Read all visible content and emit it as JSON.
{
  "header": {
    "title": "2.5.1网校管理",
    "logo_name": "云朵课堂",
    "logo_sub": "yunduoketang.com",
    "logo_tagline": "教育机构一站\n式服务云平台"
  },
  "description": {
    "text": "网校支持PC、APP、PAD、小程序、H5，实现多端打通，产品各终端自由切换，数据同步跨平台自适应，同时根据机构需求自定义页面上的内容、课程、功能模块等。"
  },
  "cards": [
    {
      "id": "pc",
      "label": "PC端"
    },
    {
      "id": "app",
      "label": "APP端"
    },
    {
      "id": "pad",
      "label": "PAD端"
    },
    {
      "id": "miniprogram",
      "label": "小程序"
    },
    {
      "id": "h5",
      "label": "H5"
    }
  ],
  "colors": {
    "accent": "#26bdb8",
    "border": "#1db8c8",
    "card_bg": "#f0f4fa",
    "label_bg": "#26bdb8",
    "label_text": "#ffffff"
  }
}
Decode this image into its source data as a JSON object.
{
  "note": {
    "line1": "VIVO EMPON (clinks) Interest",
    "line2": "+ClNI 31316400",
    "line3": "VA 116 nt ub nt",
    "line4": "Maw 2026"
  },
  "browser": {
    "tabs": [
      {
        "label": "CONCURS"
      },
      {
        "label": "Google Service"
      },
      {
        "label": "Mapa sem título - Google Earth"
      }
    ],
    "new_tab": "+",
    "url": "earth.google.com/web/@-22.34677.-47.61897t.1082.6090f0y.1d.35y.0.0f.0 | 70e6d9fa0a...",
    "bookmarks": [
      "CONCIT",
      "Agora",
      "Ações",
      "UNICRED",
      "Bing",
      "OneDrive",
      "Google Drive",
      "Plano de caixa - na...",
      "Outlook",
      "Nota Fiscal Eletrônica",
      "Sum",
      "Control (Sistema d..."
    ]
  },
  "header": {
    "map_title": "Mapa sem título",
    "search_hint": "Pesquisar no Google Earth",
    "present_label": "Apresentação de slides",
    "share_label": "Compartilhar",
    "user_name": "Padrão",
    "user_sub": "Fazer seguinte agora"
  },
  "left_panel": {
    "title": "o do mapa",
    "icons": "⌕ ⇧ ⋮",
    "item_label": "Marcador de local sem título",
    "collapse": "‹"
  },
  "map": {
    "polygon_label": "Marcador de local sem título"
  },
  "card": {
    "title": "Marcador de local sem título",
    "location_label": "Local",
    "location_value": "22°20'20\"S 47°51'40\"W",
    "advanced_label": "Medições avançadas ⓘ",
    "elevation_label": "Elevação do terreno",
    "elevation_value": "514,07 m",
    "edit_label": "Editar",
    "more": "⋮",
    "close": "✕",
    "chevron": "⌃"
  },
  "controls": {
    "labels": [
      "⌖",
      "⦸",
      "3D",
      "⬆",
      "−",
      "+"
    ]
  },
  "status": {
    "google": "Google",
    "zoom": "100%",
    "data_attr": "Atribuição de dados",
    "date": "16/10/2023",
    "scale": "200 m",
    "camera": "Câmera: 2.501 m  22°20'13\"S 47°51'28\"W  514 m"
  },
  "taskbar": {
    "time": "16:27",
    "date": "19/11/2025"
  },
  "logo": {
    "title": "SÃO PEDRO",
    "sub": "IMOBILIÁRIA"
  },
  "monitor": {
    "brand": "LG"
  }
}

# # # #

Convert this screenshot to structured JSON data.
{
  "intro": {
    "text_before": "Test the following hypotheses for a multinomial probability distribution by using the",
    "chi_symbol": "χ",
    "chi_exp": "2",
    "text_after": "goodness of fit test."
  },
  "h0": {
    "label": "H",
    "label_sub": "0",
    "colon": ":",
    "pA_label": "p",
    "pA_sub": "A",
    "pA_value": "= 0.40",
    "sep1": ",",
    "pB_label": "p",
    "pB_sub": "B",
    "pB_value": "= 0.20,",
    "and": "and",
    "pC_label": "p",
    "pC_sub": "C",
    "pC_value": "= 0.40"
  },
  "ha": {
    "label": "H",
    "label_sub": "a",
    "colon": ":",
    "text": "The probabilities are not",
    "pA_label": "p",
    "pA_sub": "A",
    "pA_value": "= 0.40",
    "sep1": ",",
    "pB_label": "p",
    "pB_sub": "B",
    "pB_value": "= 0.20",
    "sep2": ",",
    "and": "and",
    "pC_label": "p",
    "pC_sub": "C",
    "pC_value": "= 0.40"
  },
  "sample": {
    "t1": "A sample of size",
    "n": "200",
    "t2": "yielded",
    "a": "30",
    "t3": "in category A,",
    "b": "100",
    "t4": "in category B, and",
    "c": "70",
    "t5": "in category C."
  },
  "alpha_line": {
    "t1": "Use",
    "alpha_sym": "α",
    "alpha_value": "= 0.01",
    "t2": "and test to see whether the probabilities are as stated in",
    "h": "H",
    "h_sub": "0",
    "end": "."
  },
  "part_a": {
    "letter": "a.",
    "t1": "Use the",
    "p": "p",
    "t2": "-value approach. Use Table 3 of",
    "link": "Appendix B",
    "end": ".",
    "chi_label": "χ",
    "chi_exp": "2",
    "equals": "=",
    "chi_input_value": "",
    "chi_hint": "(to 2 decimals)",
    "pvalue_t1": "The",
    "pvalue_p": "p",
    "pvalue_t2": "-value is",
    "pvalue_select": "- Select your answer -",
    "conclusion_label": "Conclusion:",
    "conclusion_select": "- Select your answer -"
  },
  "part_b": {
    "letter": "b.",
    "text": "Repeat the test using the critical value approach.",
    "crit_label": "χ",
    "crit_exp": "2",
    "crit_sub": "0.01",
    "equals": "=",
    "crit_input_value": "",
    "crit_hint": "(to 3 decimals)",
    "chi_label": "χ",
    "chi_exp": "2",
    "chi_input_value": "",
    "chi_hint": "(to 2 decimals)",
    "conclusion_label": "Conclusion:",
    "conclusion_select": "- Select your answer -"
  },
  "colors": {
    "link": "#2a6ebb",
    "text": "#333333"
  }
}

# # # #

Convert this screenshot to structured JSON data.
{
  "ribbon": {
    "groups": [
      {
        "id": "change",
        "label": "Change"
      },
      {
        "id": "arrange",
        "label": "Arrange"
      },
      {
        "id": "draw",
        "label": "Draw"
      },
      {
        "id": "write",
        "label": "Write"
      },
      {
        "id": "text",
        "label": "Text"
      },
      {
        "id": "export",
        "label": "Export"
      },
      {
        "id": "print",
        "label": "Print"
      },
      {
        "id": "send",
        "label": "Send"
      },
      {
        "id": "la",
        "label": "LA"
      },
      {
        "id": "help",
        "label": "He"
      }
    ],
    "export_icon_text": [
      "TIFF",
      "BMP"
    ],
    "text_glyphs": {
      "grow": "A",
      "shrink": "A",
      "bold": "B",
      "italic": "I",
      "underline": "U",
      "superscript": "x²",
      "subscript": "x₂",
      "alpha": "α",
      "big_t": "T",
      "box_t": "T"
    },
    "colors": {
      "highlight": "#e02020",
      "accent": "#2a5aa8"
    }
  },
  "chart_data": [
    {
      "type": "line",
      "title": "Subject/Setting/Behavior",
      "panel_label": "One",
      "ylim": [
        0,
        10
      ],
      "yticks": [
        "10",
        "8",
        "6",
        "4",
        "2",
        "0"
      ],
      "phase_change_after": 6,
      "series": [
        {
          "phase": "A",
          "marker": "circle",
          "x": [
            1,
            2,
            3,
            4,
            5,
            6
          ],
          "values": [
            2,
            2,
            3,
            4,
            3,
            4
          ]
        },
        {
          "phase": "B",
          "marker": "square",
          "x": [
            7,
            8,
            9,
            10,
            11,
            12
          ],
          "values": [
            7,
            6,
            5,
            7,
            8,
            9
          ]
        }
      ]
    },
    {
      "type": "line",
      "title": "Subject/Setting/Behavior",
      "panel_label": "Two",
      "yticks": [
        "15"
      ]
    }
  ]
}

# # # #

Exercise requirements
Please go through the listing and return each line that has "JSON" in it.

Output for this task
Read all visible content and emit it as JSON.
Decode this image into its source data as a JSON object.
Convert this screenshot to structured JSON data.
Convert this screenshot to structured JSON data.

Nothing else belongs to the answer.